Climate change, with its increasing temperature variability, poses a significant threat to the survival of bird nestlings, according to a recent study from the Cornell Lab of Ornithology.
The research highlights how early nesting in spring due to warmer temperatures exposes young birds to the risks of cold snaps and heat waves, leading to higher nest failure rates.
Study co-lead author Conor Taff emphasized the crucial distinction between average temperature changes and immediate weather conditions.
“When we talk about temperature changes, the focus is mostly on averages,” said Taff. “But all creatures, including humans, interact with weather conditions right in the moment, not with long-term averages.”
“Even a one or two-day period when it’s really cold or really hot can be incredibly challenging even if the average temperature hasn’t changed. Changing temperature averages and temperature variability are two different components of climate change.”
This is especially true for birds, as even short periods of extreme cold or heat can be detrimental.
The study involved an extensive analysis of 300,000 breeding bird records from 1995 to 2020, submitted to the Cornell Lab’s NestWatch project.
By examining the coldest and hottest three-day periods for each nest, the researchers assessed the impact of these extremes on nesting success, defined by the number of nestlings surviving to fledge.
“We found that 16 of the 24 species we studied had reduced reproductive success when a cold snap occurred during the incubation or nestling stages,” Taff said.
“Eleven of 24 had reduced success when a heat wave occurred during the breeding season. Aerial insectivores were the most sensitive to temperature extremes, especially cold.”
Cold snaps pose a unique challenge as they reduce insect availability, a critical food source for nestlings. During these periods, adult birds may leave their nests in search of survivable conditions. This makes eggs and nestlings vulnerable to cold and starvation.
“It’s the nestlings that really get hit hard because they can’t regulate their own body temperature yet,” said study co-author Ryan Shipley. “Nestlings also grow at an exponential rate during the first week or two of life and if insect activity drops because of a cold snap, the young birds likely won’t survive.”
The researchers also analyzed 100 years of weather data, focusing on the March-August breeding season in the U.S. and Canada. While no clear pattern emerged regarding the timing of temperature extremes, a general warming trend was evident.
“Even if nestlings somehow manage to survive a cold snap or heat wave, there may still be long-term consequences affecting the overall health of the birds,” said Shipley. “We’re only looking at a brief snapshot during early life and cannot measure long-term health in an unbanded wild population.”
Earlier studies on tree swallows by the same authors indicate that during development, temperature significantly influences nestling growth and survival, affecting their chances of successful migration and breeding in subsequent years.
This means that the combination of temperature changes and shifts in the breeding season could lead to life-changing consequences for bird populations.
Nestling success is a crucial factor in the study of avian biology, ecology, and conservation. It refers to the ability of young birds (nestlings) in a nest to survive to the point of fledging, where they are developed enough to leave the nest. Several factors influence nestling success:

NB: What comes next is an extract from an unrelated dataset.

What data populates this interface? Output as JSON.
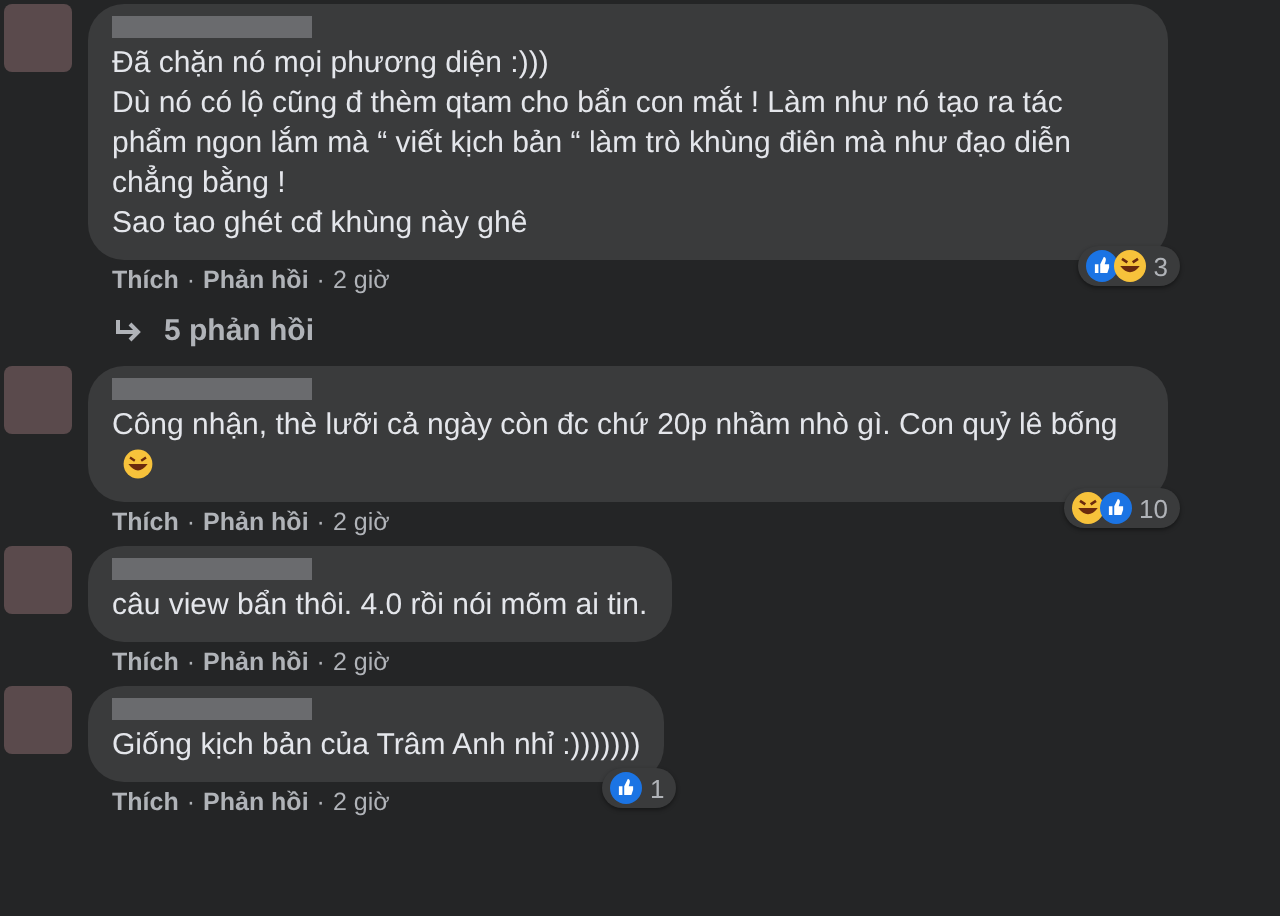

The quality and quantity of parental care, including feeding frequency, quality of food, and protection from predators, directly impact the survival rate of nestlings.
Adequate and appropriate food is vital for the growth and development of nestlings. Food scarcity can lead to lower survival rates.
The location and structure of the nest can affect exposure to predators, environmental conditions, and competition. Well-constructed and strategically located nests can improve the chances of nestling survival.
Weather conditions such as temperature, humidity, and precipitation significantly influence nestling success. Extreme weather events can be particularly detrimental.
Nestlings are vulnerable to predators. The presence of natural cover and the ability of parents to defend the nest can mitigate this threat.
Exposure to diseases and parasites can decrease a nestling’s chance of survival. Healthy parents and a clean nest environment are important preventive measures.
The genetic makeup of the nestlings, inherited from their parents, also plays a role in their development and ability to withstand environmental stresses.
Urbanization, pollution, and human disturbances can negatively impact nestling success. Conservation efforts aim to minimize these effects.
Monitoring nestling success is important for understanding the health of bird populations and ecosystems. It serves as an indicator of environmental changes and the effectiveness of conservation strategies.
In the context of climate change, as seen in the Cornell study, researchers pay close attention to how fluctuating temperatures and weather patterns affect the success rate of bird nestlings, providing crucial insights into the broader impacts of global environmental shifts.
The research is published in the journal Nature Communications.
Like what you read? Subscribe to our newsletter for engaging articles, exclusive content, and the latest updates.